Learn More keyboard_arrow_right

Improving Quality of Life through Hip Surgery

William Decker didn’t let a hip surgery slow him down for long. As an active 73-year-old golfer and grandfather, Decker was relieved to learn he could have hip surgery using the newer anterior approach. Dr. Christopher Mudd at MoBap is one of the limited number of orthopedic surgeons trained to perform this procedure. To learn more, click here.

Learn More keyboard_arrow_right

The Role of Rehab: Improving the Joint Replacement Patient’s Level of Function

If you’ve suffered from the discomfort and pain associated with bad knees or unstable hips, joint replacement surgery may be an option.

Learn More keyboard_arrow_right

On the Other Side of Knee Pain

Despite a range of health obstacles, 57-year-old Claire C. of Creve Coeur, Mo refuses to let anything limit of define her. “I’m not going to let anything stop me from doing the things I enjoy – and that includes my knees.”

Learn More keyboard_arrow_right

Ready to Move Forward: Nina's Story

Remember all the things that you used to do so easily, until your hip or knee started slowing you down?

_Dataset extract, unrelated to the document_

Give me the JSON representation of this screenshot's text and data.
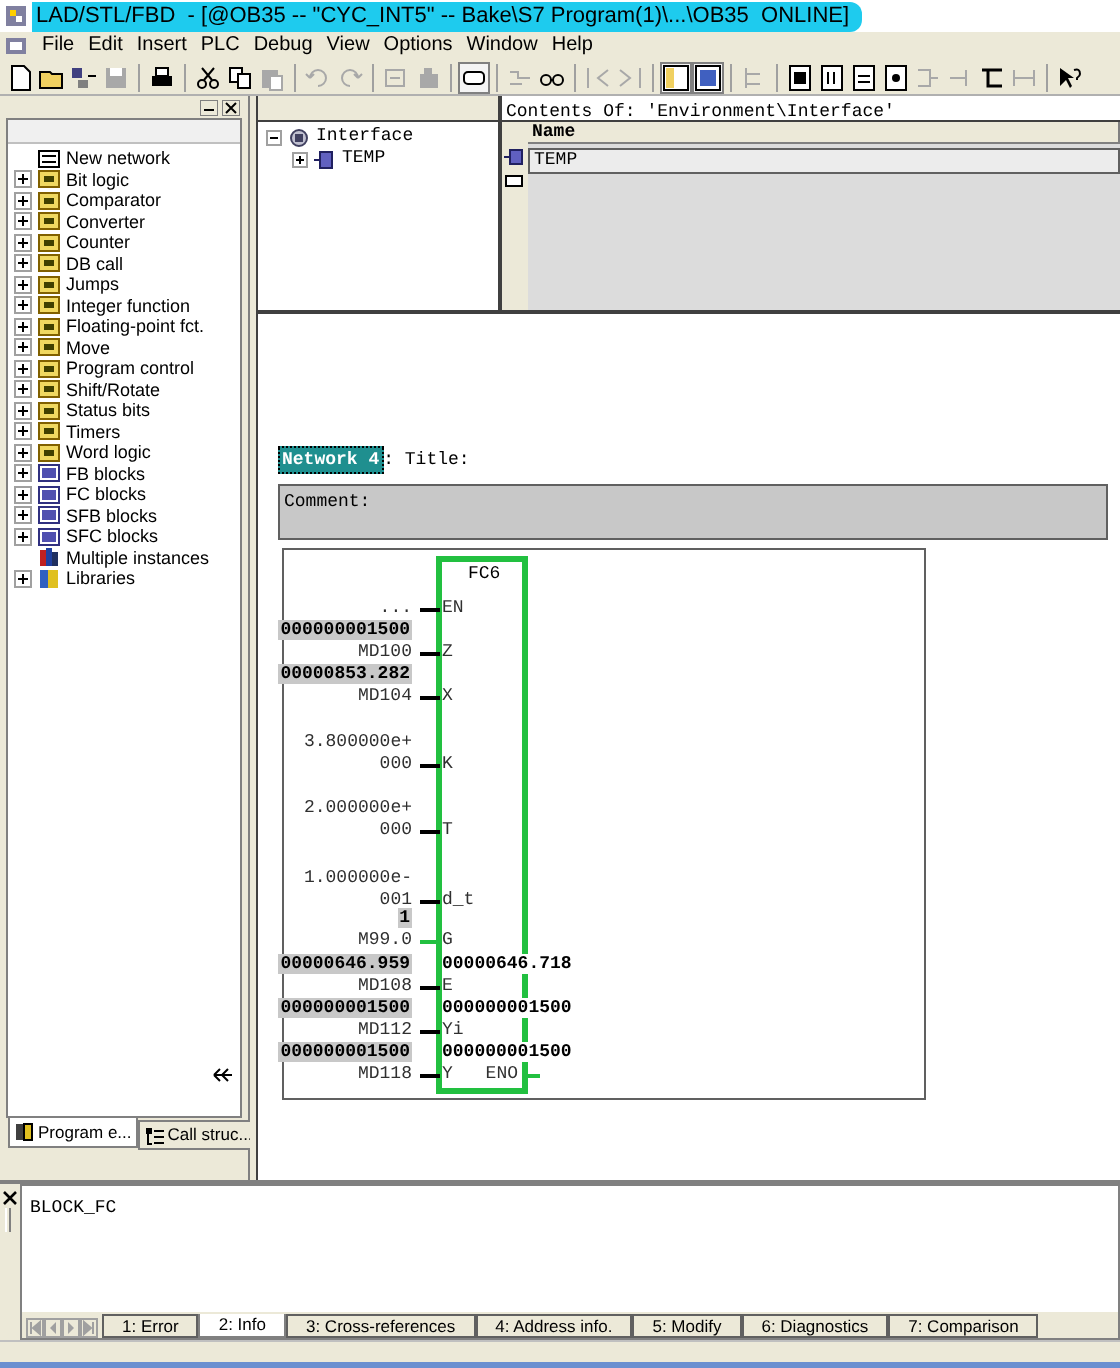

Now imagine doing those things again, with all the confidence in the world.

Learn More keyboard_arrow_right

Knee Surgery: Knowing What is Next

Why have knee replacement surgery?

Learn More keyboard_arrow_right

Hip Surgery: Support and Healing

What is hip replacement surgery?

Learn More keyboard_arrow_right

Joint Replacement Center

Why choose Missouri Baptist?

Learn More keyboard_arrow_right